§ WORK INSTRUCTIONS
Lines of the records that hold the word "Date" are to be counted; give the number and nothing more.

Interface dataset entries
-=-=-=-=-

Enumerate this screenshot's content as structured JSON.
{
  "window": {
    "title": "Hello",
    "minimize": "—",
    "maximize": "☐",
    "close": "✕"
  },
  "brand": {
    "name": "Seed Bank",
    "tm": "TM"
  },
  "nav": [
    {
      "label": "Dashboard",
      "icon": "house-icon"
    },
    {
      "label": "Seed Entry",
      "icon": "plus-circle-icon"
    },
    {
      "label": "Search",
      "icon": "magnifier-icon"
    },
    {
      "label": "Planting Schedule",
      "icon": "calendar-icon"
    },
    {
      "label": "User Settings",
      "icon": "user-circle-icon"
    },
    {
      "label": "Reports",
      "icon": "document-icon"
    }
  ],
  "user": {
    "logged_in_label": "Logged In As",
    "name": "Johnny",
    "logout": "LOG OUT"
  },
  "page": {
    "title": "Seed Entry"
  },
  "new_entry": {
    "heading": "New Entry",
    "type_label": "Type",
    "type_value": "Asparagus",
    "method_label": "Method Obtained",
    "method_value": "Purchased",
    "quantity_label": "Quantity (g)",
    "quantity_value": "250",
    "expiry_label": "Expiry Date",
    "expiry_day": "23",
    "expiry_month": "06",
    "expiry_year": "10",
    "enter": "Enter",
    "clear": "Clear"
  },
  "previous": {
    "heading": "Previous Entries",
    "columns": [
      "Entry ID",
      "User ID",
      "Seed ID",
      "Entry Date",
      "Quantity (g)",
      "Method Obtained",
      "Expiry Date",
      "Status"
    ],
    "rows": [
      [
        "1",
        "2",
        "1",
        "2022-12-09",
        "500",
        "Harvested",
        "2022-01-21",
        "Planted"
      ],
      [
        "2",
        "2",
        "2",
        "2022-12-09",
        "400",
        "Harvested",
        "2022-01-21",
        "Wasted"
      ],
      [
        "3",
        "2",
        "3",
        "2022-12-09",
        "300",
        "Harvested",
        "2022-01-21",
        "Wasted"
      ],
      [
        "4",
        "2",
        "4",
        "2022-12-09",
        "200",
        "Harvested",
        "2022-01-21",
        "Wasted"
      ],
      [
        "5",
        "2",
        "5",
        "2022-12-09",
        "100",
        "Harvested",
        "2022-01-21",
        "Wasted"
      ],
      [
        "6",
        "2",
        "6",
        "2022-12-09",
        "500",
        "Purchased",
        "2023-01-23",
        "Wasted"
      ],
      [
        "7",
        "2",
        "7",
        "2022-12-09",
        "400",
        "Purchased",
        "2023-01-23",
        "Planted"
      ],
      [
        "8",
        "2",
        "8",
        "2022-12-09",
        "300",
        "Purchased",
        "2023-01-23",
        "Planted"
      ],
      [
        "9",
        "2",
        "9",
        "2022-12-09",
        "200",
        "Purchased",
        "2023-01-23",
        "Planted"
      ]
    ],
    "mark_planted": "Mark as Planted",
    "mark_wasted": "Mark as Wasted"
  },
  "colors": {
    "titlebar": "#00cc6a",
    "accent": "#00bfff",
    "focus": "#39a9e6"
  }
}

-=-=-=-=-

§ SOLUTION FOR THIS TASK
3